Boston. Racism. Image. Reality. A better Boston? The choice is ours; the final installment of The Boston Globe Spotlight Team’s series on race showcases seven ideas to help the city become a more welcoming place to all

MUSIC

Skin Deep – Playing For Change and Buddy Guy; the song includes over 50 musicians from coast to coast featuring Tom Morello, Billy Branch, Chicago Children’s Choir, and Roots Gospel Voices of Mississippi

Shakedown – Valerie June

Jumpin Jive – Cab Calloway and the Nicholas Brothers; from the movie “Stormy Weather” (1943)

Black Pearl – Sonny Charles and Checkmates, Ltd.

Quincy Jones Has a Story About That

A Boston marathon of random thoughts

I made the most unfortunate error of listening to the news all afternoon on Friday, April 19.

* I have been to Boston several times in my life, though not in the past five years. I had an ex whose family lived near there. I loved the mass transit in the region.

* My very good friend Karen used to live in Somerville, which is just north of the Cambridge, part of the area where a lot of the activity on Friday took place. Her sister, who I have known for decades, still lives in that section, and I was wondering how much she had directly affected by the shutdown.

* I won $17,600 on JEOPARDY! in Boston in 1998, with friends Karen and Judy, and Judy’s son Max in the audience.

* Some talking head wondered if the bombing in Boston would make Americans more sensitive to the ravages of war that take place in Afghanistan, Syria and elsewhere. My guess is no.

* A lot of bad info from CNN, who had reporter a bomber had been captured on April 17, then awkwardly walked back its own story on air later that afternoon.

* Amy’s poem Boston Meltdown reminded me why I stopped watching ABC News; it was the cult of personalty – “Diane Sawyer’s my friend!” – which rankles me.

* Some news analyst referred to the M.I.T. cop who was shot and killed as Continue reading “A Boston marathon of random thoughts”

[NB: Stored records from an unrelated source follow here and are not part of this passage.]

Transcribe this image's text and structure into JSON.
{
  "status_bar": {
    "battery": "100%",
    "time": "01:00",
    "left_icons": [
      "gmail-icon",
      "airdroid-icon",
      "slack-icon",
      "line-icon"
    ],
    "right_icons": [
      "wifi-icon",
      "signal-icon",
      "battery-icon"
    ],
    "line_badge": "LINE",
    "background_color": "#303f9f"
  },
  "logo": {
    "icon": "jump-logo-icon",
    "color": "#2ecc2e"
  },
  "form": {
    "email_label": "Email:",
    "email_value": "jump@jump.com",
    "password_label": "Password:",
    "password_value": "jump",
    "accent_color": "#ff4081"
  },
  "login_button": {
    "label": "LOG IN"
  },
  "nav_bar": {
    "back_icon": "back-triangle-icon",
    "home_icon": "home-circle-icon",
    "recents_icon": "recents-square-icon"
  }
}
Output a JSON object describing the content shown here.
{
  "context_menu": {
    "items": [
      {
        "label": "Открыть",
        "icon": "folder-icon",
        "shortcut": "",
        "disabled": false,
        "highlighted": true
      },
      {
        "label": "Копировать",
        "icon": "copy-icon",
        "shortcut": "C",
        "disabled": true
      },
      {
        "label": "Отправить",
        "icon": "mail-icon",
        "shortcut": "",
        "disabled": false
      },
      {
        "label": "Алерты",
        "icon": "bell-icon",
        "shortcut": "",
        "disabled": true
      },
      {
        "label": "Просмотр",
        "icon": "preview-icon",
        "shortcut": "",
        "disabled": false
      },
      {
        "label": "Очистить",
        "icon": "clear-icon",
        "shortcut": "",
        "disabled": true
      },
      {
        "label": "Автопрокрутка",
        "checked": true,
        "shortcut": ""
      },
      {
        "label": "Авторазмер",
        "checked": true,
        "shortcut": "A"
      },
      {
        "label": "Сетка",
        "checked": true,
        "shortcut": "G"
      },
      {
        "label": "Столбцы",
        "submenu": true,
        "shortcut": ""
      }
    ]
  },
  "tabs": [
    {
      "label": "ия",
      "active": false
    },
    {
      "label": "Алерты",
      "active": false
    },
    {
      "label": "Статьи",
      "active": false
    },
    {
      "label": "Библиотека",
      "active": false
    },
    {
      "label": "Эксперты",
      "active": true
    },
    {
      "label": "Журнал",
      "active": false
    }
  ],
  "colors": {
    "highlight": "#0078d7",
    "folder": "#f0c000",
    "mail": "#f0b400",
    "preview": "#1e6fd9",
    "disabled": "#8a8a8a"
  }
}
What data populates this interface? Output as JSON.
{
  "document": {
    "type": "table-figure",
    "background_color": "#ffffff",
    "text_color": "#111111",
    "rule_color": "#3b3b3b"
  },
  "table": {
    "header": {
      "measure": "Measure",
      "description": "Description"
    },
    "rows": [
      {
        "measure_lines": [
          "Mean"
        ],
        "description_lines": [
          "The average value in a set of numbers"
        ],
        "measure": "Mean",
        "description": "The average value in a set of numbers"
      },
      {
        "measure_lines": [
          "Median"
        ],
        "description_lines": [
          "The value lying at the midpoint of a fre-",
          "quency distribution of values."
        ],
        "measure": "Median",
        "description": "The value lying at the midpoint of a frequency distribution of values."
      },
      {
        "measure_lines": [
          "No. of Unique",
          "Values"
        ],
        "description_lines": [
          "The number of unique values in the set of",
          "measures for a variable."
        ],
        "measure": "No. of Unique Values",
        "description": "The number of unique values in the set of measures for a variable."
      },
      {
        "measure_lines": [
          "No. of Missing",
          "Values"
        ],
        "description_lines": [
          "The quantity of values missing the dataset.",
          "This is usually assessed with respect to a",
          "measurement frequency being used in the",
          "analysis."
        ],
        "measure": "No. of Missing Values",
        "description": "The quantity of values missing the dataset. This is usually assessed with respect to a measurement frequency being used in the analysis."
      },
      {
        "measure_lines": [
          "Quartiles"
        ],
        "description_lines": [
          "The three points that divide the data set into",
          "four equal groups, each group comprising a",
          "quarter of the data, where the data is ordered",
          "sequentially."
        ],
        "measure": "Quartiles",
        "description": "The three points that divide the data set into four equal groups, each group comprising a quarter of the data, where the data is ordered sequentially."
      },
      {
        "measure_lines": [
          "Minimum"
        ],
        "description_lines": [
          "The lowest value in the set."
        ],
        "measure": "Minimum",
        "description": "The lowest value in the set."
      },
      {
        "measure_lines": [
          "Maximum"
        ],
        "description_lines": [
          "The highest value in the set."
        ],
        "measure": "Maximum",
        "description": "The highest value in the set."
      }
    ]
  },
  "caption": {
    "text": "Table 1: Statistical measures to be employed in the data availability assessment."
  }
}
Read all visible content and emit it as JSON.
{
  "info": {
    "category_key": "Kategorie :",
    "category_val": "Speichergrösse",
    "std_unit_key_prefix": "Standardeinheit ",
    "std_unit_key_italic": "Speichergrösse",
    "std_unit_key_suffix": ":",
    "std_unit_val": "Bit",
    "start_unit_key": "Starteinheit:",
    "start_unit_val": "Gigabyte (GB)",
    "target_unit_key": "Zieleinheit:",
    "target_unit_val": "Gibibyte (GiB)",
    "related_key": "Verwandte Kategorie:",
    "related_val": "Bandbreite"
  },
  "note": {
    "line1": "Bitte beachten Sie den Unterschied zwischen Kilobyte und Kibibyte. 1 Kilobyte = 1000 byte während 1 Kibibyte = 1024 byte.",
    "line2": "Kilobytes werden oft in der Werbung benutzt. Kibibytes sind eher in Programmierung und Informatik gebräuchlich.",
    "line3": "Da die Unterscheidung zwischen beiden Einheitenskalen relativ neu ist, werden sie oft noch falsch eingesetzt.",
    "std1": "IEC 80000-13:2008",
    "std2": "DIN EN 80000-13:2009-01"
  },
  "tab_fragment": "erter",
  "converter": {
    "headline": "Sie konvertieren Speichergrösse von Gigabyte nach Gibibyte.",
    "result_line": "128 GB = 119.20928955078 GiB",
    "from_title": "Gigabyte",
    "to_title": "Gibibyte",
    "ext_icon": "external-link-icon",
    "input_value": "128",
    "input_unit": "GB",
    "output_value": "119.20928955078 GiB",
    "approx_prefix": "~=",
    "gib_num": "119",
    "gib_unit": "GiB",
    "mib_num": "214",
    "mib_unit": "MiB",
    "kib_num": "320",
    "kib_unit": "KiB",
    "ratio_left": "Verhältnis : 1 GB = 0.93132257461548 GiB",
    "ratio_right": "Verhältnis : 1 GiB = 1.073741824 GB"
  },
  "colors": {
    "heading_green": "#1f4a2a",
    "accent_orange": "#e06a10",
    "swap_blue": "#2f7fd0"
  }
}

Drop a Flag on that Barkeep

I became so incensed that, had I access to a baseball bat, I am afraid I might have started smashing the drinking glasses that hung over the barkeep’s head.


When I went to that conference I mentioned, there was some free time on the first two evenings. So I went to the bar to get a glass of wine. Somehow neither of the bartender’s saw me initially, and I waited a bit longer than I should have, but eventually got served.

This sent me to a flashback to June 14, 1991. My Significant Other and I were in Boston to visit her mother and her brother. For reasons too complicated to describe here, we couldn’t stay at their house, but had to stay at a hotel.

Since we were in town, we decided to see if, somehow, there were tickets to that night’s Red Sox-California Angels game. We seriously doubted it; Roger Clemens, the Red Sox ace hurler was on the mound against the one-handed pitching phenom Jim Abbott. Somehow, there were not only seats available, but we got to sit right behind home plate!

The game itself, Continue reading “Drop a Flag on that Barkeep”

My Favorite Years QUESTION

Note that we DIDN’T pick 2004, the year Lydia was born.


Possibly around the time I was writing about nostalgia, the Wife and I were talking about the favorite years in our lives.

I picked 1969, the year I turned 16, and my parents let me have a huge party. I had a girlfriend, I got elected president of the student government, which made me an irritant to the new principal, and I was figuring out who I was politically, especially compared to the transitional 1968. Music was great that year, too.

Then there was 1978, the year I worked at the Schenectady Arts Council, got a girlfriend, and finally stopped my nomadic existence.

1984 was the year Continue reading “My Favorite Years QUESTION”